In the two months after the law changed, the caseload at the Asian Law Caucus went from 80 to 180 clients. Centro Latino de San Francisco's citizenship class enrollment doubled to 175 students, and the nonprofit hurried to offer classes seven days a week instead of the normal three. At the International Institute's monthly naturalization workshops, attendance swelled to 200 -- more than triple its pre-welfare reform total.
To accelerate the naturalization process, Jewish Family and Children's Services (JFCS) persuaded the INS to begin off-site testing at neighborhood churches, synagogues, and community centers last year. The INS has since held a dozen such sessions, where as many as 100 immigrants of a wide range of ethnicities have taken their citizenship tests in one day.
"We said to the INS, 'We will make this easier for you,' " explains JFCS's Anita Friedman. "We will organize among ourselves, and we will prepare our clients so they can pass tests and make it easier for the INS to naturalize larger numbers of people faster."
But preparing clients to take their tests is a huge and costly task in itself. Community organizations typically offer their programs for free, or at minimal cost, because the people they serve are very poor. And to date, the city's nonprofits have received little government money to help with the problem, aside from some minimal support from the state Department of Education for English as a Second Language classes.
Immigrant advocates are anxiously awaiting word on the city's application to the Emma Lazarus Fund, the $50 million grant billionaire George Soros set up to help legal immigrants become citizens.
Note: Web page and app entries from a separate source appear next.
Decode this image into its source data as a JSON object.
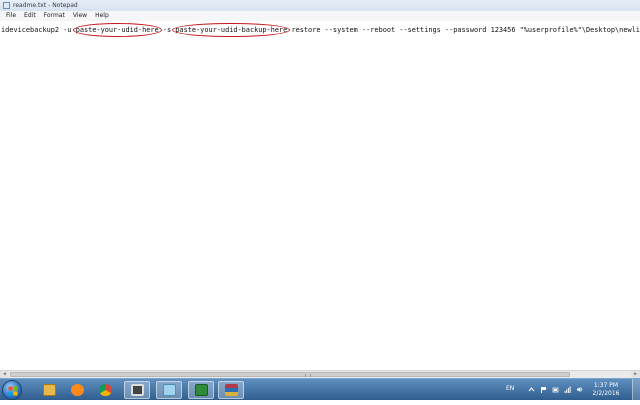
{
  "window": {
    "title": "readme.txt - Notepad"
  },
  "menu": {
    "items": [
      "File",
      "Edit",
      "Format",
      "View",
      "Help"
    ]
  },
  "editor": {
    "seg1": "idevicebackup2 -u ",
    "udid_placeholder": "paste-your-udid-here",
    "seg2": " -s ",
    "backup_placeholder": "paste-your-udid-backup-here",
    "seg3": " restore --system --reboot --settings --password 123456 \"%userprofile%\"\\Desktop\\newlibim"
  },
  "annotation_color": "#c4161c",
  "taskbar": {
    "language": "EN",
    "time": "1:37 PM",
    "date": "2/2/2016",
    "pinned": [
      {
        "name": "explorer-icon",
        "color": "#e8b84a"
      },
      {
        "name": "media-player-icon",
        "color": "#ff8a1c"
      },
      {
        "name": "chrome-icon",
        "color": "#4caf50"
      },
      {
        "name": "camera-icon",
        "color": "#444444"
      },
      {
        "name": "notepad-icon",
        "color": "#9fd3f0"
      },
      {
        "name": "spreadsheet-icon",
        "color": "#2e8b3a"
      },
      {
        "name": "archive-icon",
        "color": "#b23a48"
      }
    ]
  }
}
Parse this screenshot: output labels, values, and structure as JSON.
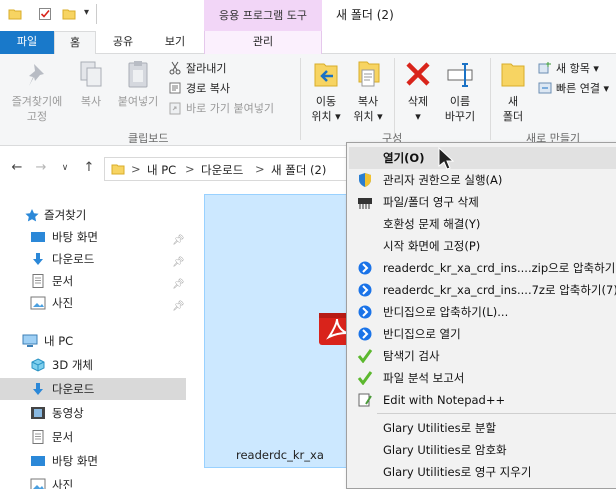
{
  "titlebar": {
    "tool_tab_heading": "응용 프로그램 도구",
    "window_title": "새 폴더 (2)"
  },
  "tabs": {
    "file": "파일",
    "home": "홈",
    "share": "공유",
    "view": "보기",
    "manage": "관리"
  },
  "ribbon": {
    "pin": "즐겨찾기에\n고정",
    "pin_l1": "즐겨찾기에",
    "pin_l2": "고정",
    "copy": "복사",
    "paste": "붙여넣기",
    "cut": "잘라내기",
    "copy_path": "경로 복사",
    "paste_shortcut": "바로 가기 붙여넣기",
    "clipboard_group": "클립보드",
    "move_l1": "이동",
    "move_l2": "위치 ▾",
    "copyto_l1": "복사",
    "copyto_l2": "위치 ▾",
    "delete_l1": "삭제",
    "delete_l2": "▾",
    "rename_l1": "이름",
    "rename_l2": "바꾸기",
    "organize_group": "구성",
    "newfolder_l1": "새",
    "newfolder_l2": "폴더",
    "new_item": "새 항목 ▾",
    "easy_access": "빠른 연결 ▾",
    "new_group": "새로 만들기"
  },
  "navbar": {
    "crumbs": [
      "내 PC",
      "다운로드",
      "새 폴더 (2)"
    ],
    "sep": ">"
  },
  "sidebar": {
    "items": [
      {
        "label": "즐겨찾기"
      },
      {
        "label": "바탕 화면"
      },
      {
        "label": "다운로드"
      },
      {
        "label": "문서"
      },
      {
        "label": "사진"
      },
      {
        "label": "내 PC"
      },
      {
        "label": "3D 개체"
      },
      {
        "label": "다운로드"
      },
      {
        "label": "동영상"
      },
      {
        "label": "문서"
      },
      {
        "label": "바탕 화면"
      },
      {
        "label": "사진"
      }
    ]
  },
  "content": {
    "file_name": "readerdc_kr_xa"
  },
  "context_menu": {
    "items": [
      {
        "label": "열기(O)"
      },
      {
        "label": "관리자 권한으로 실행(A)"
      },
      {
        "label": "파일/폴더 영구 삭제"
      },
      {
        "label": "호환성 문제 해결(Y)"
      },
      {
        "label": "시작 화면에 고정(P)"
      },
      {
        "label": "readerdc_kr_xa_crd_ins....zip으로 압축하기(C)"
      },
      {
        "label": "readerdc_kr_xa_crd_ins....7z로 압축하기(7)"
      },
      {
        "label": "반디집으로 압축하기(L)..."
      },
      {
        "label": "반디집으로 열기"
      },
      {
        "label": "탐색기 검사"
      },
      {
        "label": "파일 분석 보고서"
      },
      {
        "label": "Edit with Notepad++"
      },
      {
        "label": "Glary Utilities로 분할"
      },
      {
        "label": "Glary Utilities로 암호화"
      },
      {
        "label": "Glary Utilities로 영구 지우기"
      }
    ]
  },
  "colors": {
    "file_tab": "#1979ca",
    "selection": "#cce8ff",
    "tool_tab": "#f2d6f7",
    "delete_red": "#d9241b",
    "folder_yellow": "#f7d462",
    "acrobat_red": "#d9231b"
  }
}
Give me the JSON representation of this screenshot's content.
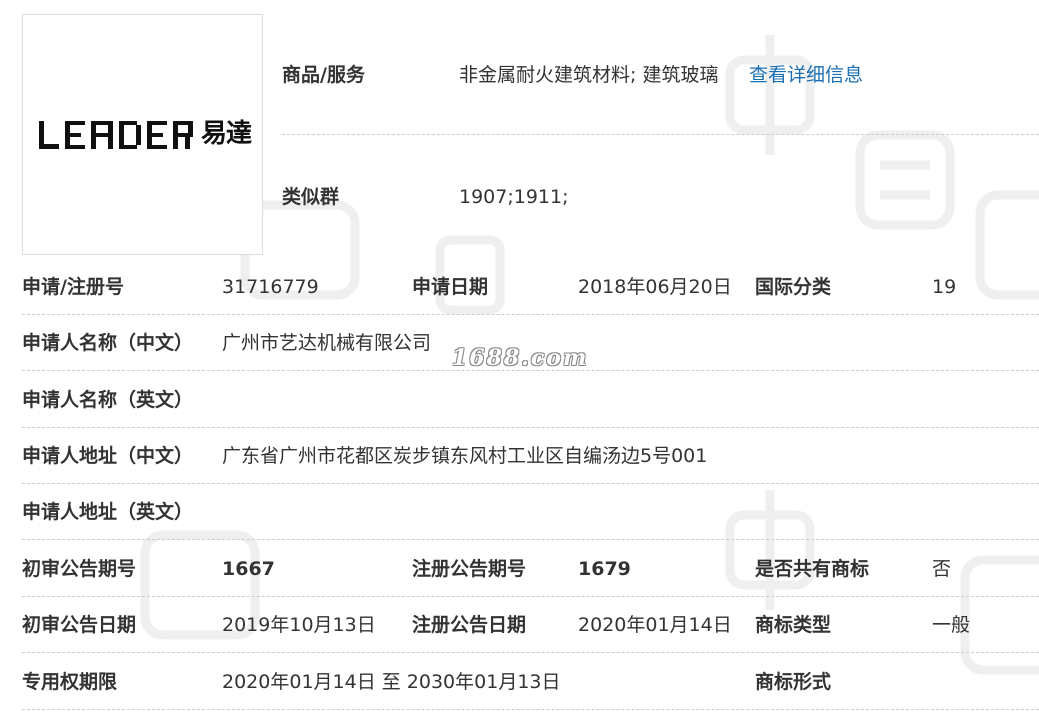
{
  "brand": {
    "latin": "LEADER",
    "chinese": "易達"
  },
  "watermark": "1688.com",
  "top": {
    "goods_label": "商品/服务",
    "goods_value": "非金属耐火建筑材料; 建筑玻璃",
    "detail_link": "查看详细信息",
    "group_label": "类似群",
    "group_value": "1907;1911;"
  },
  "rows": [
    {
      "c1": "申请/注册号",
      "c2": "31716779",
      "c3": "申请日期",
      "c4": "2018年06月20日",
      "c5": "国际分类",
      "c6": "19"
    },
    {
      "c1": "申请人名称（中文）",
      "c2": "广州市艺达机械有限公司"
    },
    {
      "c1": "申请人名称（英文）",
      "c2": ""
    },
    {
      "c1": "申请人地址（中文）",
      "c2": "广东省广州市花都区炭步镇东风村工业区自编汤边5号001"
    },
    {
      "c1": "申请人地址（英文）",
      "c2": ""
    },
    {
      "c1": "初审公告期号",
      "c2": "1667",
      "c3": "注册公告期号",
      "c4": "1679",
      "c5": "是否共有商标",
      "c6": "否"
    },
    {
      "c1": "初审公告日期",
      "c2": "2019年10月13日",
      "c3": "注册公告日期",
      "c4": "2020年01月14日",
      "c5": "商标类型",
      "c6": "一般"
    },
    {
      "c1": "专用权期限",
      "c2": "2020年01月14日 至 2030年01月13日",
      "c5": "商标形式",
      "c6": ""
    }
  ]
}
"We have no other resources," says Self-Help for the Elderly's Anni Chung. "The urgency is now.